----- Given data

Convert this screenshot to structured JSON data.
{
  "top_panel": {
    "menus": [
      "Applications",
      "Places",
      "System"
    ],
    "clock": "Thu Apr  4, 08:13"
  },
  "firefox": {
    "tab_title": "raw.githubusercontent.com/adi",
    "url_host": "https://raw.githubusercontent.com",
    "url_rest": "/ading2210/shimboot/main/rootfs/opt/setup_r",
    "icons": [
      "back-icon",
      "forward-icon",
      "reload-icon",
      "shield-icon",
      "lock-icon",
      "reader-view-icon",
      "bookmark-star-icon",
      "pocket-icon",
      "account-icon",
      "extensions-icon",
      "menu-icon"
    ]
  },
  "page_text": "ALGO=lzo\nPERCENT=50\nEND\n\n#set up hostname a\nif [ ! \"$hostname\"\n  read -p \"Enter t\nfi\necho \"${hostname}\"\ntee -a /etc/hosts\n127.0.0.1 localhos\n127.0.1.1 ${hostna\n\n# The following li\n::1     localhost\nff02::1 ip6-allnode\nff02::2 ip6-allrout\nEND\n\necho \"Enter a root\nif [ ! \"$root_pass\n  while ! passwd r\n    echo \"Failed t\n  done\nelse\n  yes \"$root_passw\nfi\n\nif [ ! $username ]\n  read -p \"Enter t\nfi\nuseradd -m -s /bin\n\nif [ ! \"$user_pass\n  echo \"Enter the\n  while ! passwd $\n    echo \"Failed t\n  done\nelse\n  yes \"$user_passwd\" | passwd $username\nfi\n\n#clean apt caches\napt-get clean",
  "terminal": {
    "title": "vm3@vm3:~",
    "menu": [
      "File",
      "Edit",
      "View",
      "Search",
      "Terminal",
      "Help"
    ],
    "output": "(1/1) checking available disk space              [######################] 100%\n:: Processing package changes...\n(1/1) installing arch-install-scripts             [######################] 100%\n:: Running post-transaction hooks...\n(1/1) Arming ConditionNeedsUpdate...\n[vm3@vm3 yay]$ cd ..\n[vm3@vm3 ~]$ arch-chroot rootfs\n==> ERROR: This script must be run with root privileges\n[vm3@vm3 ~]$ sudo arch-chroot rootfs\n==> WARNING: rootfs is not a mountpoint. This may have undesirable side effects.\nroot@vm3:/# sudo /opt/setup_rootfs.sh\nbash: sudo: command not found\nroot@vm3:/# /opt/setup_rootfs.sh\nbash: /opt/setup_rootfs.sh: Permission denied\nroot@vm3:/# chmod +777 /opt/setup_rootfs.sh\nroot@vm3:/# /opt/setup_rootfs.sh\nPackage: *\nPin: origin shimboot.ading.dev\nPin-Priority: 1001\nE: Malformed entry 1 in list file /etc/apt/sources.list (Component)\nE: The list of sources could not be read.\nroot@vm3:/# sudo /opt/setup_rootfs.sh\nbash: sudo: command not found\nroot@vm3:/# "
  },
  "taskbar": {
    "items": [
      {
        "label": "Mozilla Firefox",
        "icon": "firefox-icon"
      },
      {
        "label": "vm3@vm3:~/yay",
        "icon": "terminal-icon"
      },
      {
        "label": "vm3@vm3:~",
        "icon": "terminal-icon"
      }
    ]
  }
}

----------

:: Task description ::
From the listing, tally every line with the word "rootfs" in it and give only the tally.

:: Response ::
2